“If Mr. Trump consolidates his election support with material progress, Republicans could have a governing coalition for many election cycles. One of the election’s most intriguing footnotes is that Mr. Trump increased support among blacks and Hispanics over the 2012 result by 2% each. That wasn’t supposed to happen.”
If President Trump doesn’t deliver prosperity that satisfies these new voters in Pennsylvania, Michigan and Wisconsin, they’ll abandon the Trump Republicans. Then, like Silly Putty, the Democrats’ Blue Wall of electoral-vote states will reform in 2020. Read the rest of this entry »
Great website focusing on the design and history of pocket transistor radios manufactured between 1954 and 1965.
Source: ROCKET RADIO MG-306
“I’ve wrestled with alligators. I’ve tussled with a whale.
I done handcuffed lightning and thrown thunder in jail.
You know I’m bad. Just last week, I murdered a rock,
injured a stone, hospitalized a brick.

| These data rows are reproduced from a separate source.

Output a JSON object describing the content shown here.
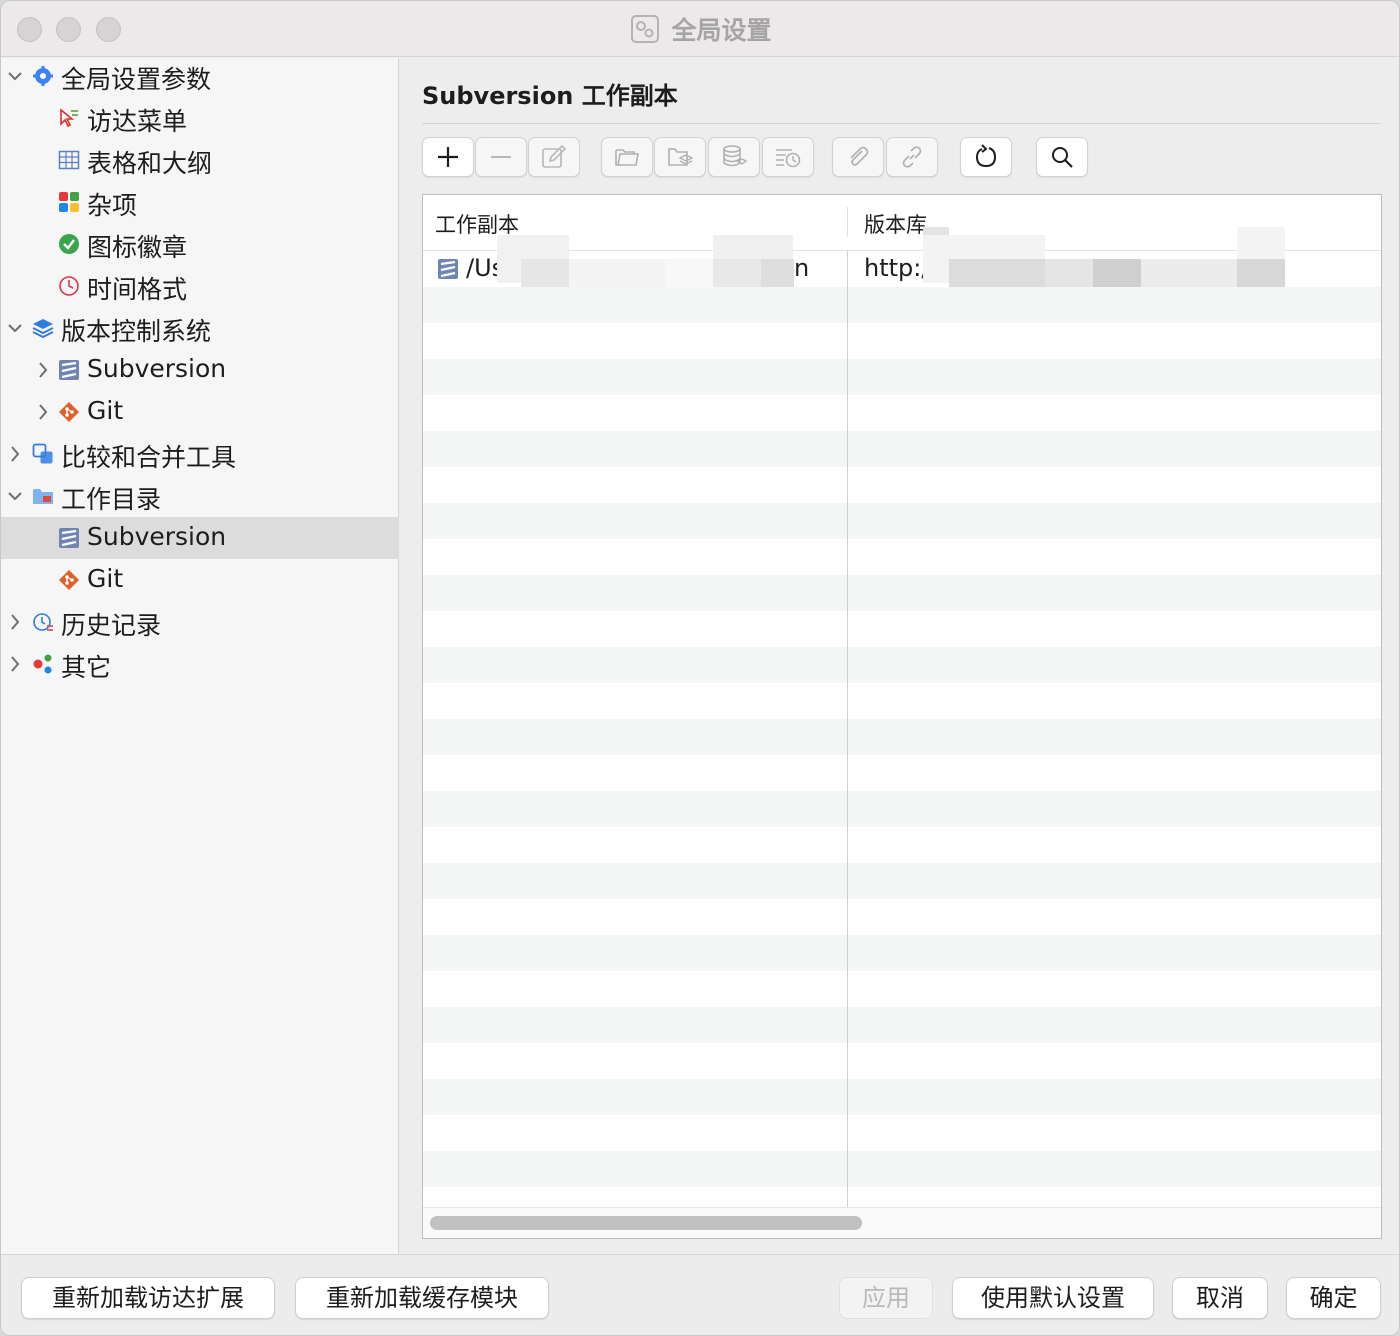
{
  "window": {
    "title": "全局设置"
  },
  "sidebar": {
    "items": [
      {
        "label": "全局设置参数",
        "expanded": true,
        "icon": "gear-icon"
      },
      {
        "label": "访达菜单",
        "icon": "finder-menu-icon"
      },
      {
        "label": "表格和大纲",
        "icon": "table-icon"
      },
      {
        "label": "杂项",
        "icon": "misc-grid-icon"
      },
      {
        "label": "图标徽章",
        "icon": "check-badge-icon"
      },
      {
        "label": "时间格式",
        "icon": "clock-icon"
      },
      {
        "label": "版本控制系统",
        "expanded": true,
        "icon": "layers-icon"
      },
      {
        "label": "Subversion",
        "expanded": false,
        "icon": "subversion-icon"
      },
      {
        "label": "Git",
        "expanded": false,
        "icon": "git-icon"
      },
      {
        "label": "比较和合并工具",
        "expanded": false,
        "icon": "diff-icon"
      },
      {
        "label": "工作目录",
        "expanded": true,
        "icon": "folder-icon"
      },
      {
        "label": "Subversion",
        "selected": true,
        "icon": "subversion-icon"
      },
      {
        "label": "Git",
        "icon": "git-icon"
      },
      {
        "label": "历史记录",
        "expanded": false,
        "icon": "history-icon"
      },
      {
        "label": "其它",
        "expanded": false,
        "icon": "other-dots-icon"
      }
    ]
  },
  "main": {
    "title": "Subversion 工作副本",
    "toolbar": {
      "buttons": [
        {
          "name": "add",
          "icon": "plus-icon",
          "enabled": true
        },
        {
          "name": "remove",
          "icon": "minus-icon",
          "enabled": false
        },
        {
          "name": "edit",
          "icon": "pencil-icon",
          "enabled": false
        },
        {
          "name": "open-folder",
          "icon": "folder-open-icon",
          "enabled": false
        },
        {
          "name": "folder-repo",
          "icon": "folder-stack-icon",
          "enabled": false
        },
        {
          "name": "repository",
          "icon": "database-icon",
          "enabled": false
        },
        {
          "name": "log",
          "icon": "log-history-icon",
          "enabled": false
        },
        {
          "name": "attach",
          "icon": "paperclip-icon",
          "enabled": false
        },
        {
          "name": "link",
          "icon": "link-icon",
          "enabled": false
        },
        {
          "name": "refresh",
          "icon": "refresh-icon",
          "enabled": true
        },
        {
          "name": "search",
          "icon": "search-icon",
          "enabled": true
        }
      ]
    },
    "table": {
      "columns": [
        "工作副本",
        "版本库"
      ],
      "rows": [
        {
          "working_copy": "/Us",
          "working_copy_tail": "n",
          "repository": "http:/"
        }
      ]
    }
  },
  "footer": {
    "reload_finder": "重新加载访达扩展",
    "reload_cache": "重新加载缓存模块",
    "apply": "应用",
    "defaults": "使用默认设置",
    "cancel": "取消",
    "ok": "确定"
  },
  "colors": {
    "selection": "#dcdcdc",
    "accent_blue": "#3b82f6",
    "git_orange": "#e0602a",
    "svn_blue": "#6f86b4"
  }
}
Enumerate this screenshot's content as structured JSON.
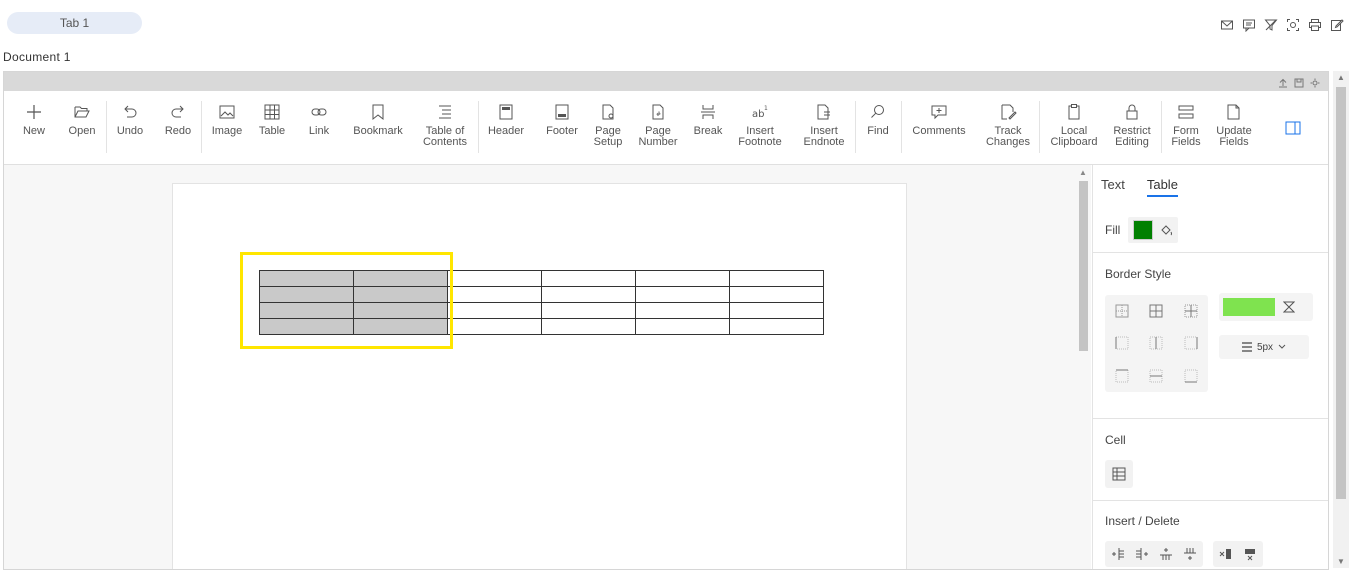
{
  "tabs": [
    {
      "label": "Tab 1"
    }
  ],
  "document": {
    "title": "Document 1"
  },
  "toolbar": {
    "items": [
      {
        "label": "New",
        "icon": "plus-icon"
      },
      {
        "label": "Open",
        "icon": "folder-open-icon"
      },
      {
        "label": "Undo",
        "icon": "undo-icon"
      },
      {
        "label": "Redo",
        "icon": "redo-icon"
      },
      {
        "label": "Image",
        "icon": "image-icon"
      },
      {
        "label": "Table",
        "icon": "table-icon"
      },
      {
        "label": "Link",
        "icon": "link-icon"
      },
      {
        "label": "Bookmark",
        "icon": "bookmark-icon"
      },
      {
        "label": "Table of\nContents",
        "icon": "table-of-contents-icon"
      },
      {
        "label": "Header",
        "icon": "header-icon"
      },
      {
        "label": "Footer",
        "icon": "footer-icon"
      },
      {
        "label": "Page\nSetup",
        "icon": "page-setup-icon"
      },
      {
        "label": "Page\nNumber",
        "icon": "page-number-icon"
      },
      {
        "label": "Break",
        "icon": "break-icon"
      },
      {
        "label": "Insert\nFootnote",
        "icon": "footnote-icon"
      },
      {
        "label": "Insert\nEndnote",
        "icon": "endnote-icon"
      },
      {
        "label": "Find",
        "icon": "search-icon"
      },
      {
        "label": "Comments",
        "icon": "comment-icon"
      },
      {
        "label": "Track\nChanges",
        "icon": "track-changes-icon"
      },
      {
        "label": "Local\nClipboard",
        "icon": "clipboard-icon"
      },
      {
        "label": "Restrict\nEditing",
        "icon": "lock-icon"
      },
      {
        "label": "Form\nFields",
        "icon": "form-fields-icon"
      },
      {
        "label": "Update\nFields",
        "icon": "update-fields-icon"
      }
    ]
  },
  "table": {
    "rows": 4,
    "cols": 6,
    "selected_cols": 2
  },
  "panel": {
    "tabs": [
      "Text",
      "Table"
    ],
    "active_tab": "Table",
    "fill_label": "Fill",
    "fill_color": "#008000",
    "border_style_label": "Border Style",
    "border_color": "#7fe34f",
    "border_width": "5px",
    "cell_label": "Cell",
    "insert_delete_label": "Insert / Delete"
  },
  "colors": {
    "accent": "#1a73e8",
    "selection": "#ffe600"
  }
}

I’m so mean, I make medicine sick.”
— Muhammad Ali
Preliminary Color Pencil sketch and Final Cover by Norman Mingo for Mad Magazine #89, September 1964Posted: April 10, 2016
Preliminary color pencil sketch and final cover by Norman Mingo from Mad magazine #89, published by EC Comics, September 1964.
French grande for MIRAGE (Edward Dmytryk, USA, 1965)
Designer: Guy Gérard Noël (1912-1994)
Poster source: Posteritati
Célébrissime affiche belge du film de Fisher “Brides of Dracula” (Hammer-1960). Un maximum de personnages rentrés au chausse-pied… Doc.: Universal Film S.A.
Source: Steve Niles
Ohio Express and the 1910 Fruitgum Co. were two of the leading late-’60s bubblegum rock groups. Under the aegis of producers Jerry Kasenetz and Jeff Katz, both of these rather anonymous bands surfaced repeatedly on the late-’60s pop charts for Buddah Records, spearheading the bubblegum rock craze. With Joey Levine taking the vocals on their early hits, The Ohio Express roared up in 1968 with “Yummy Yummy Yummy” and “Chewy Chewy,” a pair of million-sellers. Future 10CC leader Graham Gouldman fronted the Express on their final chart bow in 1969, “Sausalito (Is the Place to Go).”
At the same time, another Kasenetz-Katz discovery, New Jersey’s 1910 Fruitgum Co., was bubbling over with the obnoxiously catchy “Simon Says,” “1, 2, 3, Red Light,” and “Indian Giver,” another gold record triumvirate. Like their labelmates, their mercurial chart run was history before 1969 was over. ~ Bill Dahl, All Music Guide